Degree Name

MS in Mechanical Engineering


Mechanical Engineering


College of Engineering


Eltahry Elghandour

Advisor Department

Mechanical Engineering

Advisor College

College of Engineering

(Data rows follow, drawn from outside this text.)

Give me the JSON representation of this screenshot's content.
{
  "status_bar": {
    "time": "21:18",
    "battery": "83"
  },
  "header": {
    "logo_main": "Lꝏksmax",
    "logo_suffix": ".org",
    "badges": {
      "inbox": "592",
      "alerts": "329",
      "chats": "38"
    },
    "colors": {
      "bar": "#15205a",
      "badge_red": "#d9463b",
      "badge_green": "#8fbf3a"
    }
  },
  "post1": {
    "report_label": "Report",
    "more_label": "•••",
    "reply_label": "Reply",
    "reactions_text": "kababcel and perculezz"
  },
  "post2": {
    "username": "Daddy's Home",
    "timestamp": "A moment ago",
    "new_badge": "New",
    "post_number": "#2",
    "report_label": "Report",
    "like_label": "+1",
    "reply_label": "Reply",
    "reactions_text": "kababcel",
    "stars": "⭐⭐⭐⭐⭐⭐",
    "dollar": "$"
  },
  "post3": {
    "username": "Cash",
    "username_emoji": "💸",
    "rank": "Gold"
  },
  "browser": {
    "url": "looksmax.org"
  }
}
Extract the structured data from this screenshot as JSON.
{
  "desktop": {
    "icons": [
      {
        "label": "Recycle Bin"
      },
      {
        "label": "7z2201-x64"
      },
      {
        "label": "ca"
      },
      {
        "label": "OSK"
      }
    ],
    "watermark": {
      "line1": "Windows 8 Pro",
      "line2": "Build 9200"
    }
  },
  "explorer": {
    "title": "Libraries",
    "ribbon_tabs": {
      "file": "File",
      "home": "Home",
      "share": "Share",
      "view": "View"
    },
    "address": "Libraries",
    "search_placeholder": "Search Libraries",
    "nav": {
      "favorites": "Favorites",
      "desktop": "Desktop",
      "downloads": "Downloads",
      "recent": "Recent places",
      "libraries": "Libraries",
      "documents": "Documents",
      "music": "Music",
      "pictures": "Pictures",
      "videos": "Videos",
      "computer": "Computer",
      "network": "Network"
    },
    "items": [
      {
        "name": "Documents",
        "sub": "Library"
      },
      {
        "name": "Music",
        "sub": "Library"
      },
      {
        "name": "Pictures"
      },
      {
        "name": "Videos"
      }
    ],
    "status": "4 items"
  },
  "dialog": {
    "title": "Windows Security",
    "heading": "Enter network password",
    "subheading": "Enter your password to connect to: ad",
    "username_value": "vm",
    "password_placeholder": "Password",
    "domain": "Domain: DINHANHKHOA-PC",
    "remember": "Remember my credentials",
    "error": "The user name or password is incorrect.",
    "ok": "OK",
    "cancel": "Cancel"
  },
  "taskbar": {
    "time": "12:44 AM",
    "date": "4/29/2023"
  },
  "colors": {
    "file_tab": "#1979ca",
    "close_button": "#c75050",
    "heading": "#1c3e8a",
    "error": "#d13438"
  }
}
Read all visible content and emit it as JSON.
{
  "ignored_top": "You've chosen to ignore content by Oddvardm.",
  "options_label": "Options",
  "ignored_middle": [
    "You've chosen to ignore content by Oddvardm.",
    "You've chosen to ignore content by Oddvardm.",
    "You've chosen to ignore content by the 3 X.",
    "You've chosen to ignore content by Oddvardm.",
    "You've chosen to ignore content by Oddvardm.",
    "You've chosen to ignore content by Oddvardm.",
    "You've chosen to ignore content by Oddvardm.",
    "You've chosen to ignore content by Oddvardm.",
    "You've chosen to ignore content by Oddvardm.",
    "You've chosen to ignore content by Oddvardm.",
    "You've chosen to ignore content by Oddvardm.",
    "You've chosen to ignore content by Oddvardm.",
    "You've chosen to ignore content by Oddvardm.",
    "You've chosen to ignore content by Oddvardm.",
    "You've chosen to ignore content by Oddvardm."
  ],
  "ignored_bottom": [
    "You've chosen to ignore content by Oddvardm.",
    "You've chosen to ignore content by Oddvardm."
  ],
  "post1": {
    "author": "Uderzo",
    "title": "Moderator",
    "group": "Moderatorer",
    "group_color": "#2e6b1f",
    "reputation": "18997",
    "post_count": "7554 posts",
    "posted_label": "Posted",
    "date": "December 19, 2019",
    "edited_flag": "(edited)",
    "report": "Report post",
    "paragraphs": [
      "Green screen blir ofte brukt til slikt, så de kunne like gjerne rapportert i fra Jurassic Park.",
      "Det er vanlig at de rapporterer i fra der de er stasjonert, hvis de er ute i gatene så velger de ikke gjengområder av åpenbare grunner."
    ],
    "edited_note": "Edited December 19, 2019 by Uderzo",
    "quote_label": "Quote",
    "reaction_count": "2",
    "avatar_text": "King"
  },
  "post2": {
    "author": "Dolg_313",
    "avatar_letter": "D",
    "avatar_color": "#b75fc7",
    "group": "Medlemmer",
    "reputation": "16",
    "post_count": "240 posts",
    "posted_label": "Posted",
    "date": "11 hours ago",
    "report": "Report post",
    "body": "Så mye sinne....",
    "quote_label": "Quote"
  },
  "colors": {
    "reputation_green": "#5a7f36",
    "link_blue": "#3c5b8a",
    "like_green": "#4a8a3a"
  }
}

Composite materials are extensively used as an advanced engineering material, particularly in aerospace, automotive, and buildings industries due to its superior properties such as high strength to weight ratios and resistance to corrosion. As composite materials are rapidly replacing traditional materials in aircraft manufacturing, improved methods of identifying damage and critical failure is in development. One of the most commonly used procedures utilizes a health monitoring system that relies on transducers to monitor transmitted waves generated by ultrasonics. By replacing this method with a nanotechnology-based one, it is possible to efficiently detect damage without the time-extensive process of scanning the structure. This research investigated the development of a nanomaterial-based sensor for health monitoring of composite structures. To develop the sensor, carbon nanotube/epoxy mixture (2%wt CNT) was coated on a strand of E-glass fibre to be adhered onto a fiberglass composite specimen. The selection of E-glass fibre and fibreglass plate was largely due to its electrical insulating properties to demonstrate that the carbon nanotube is driving the sensing capabilities through its highly conductive nature. In addition, by adhering the coated E-glass fiber to a fibreglass coupon, the homogeneity and material properties were approximately maintained. Tensile testing of the specimen conducted through a Lloyd LD50 tensile testing machine provided data on the actual strain which was correlated with the experimental differential resistances measured by a multimeter, both at the same specified tensile loading conditions. With two sets of data, the experimental resistance data was calibrated with the actual strain data collected. Ultimately, the experimental sensors created a sample of gauge factors which represents 91.24% probability of replicating the observed range of gauge factors by using the same manufacturing procedures, providing a valid alternative and consistent method to detecting composite damage.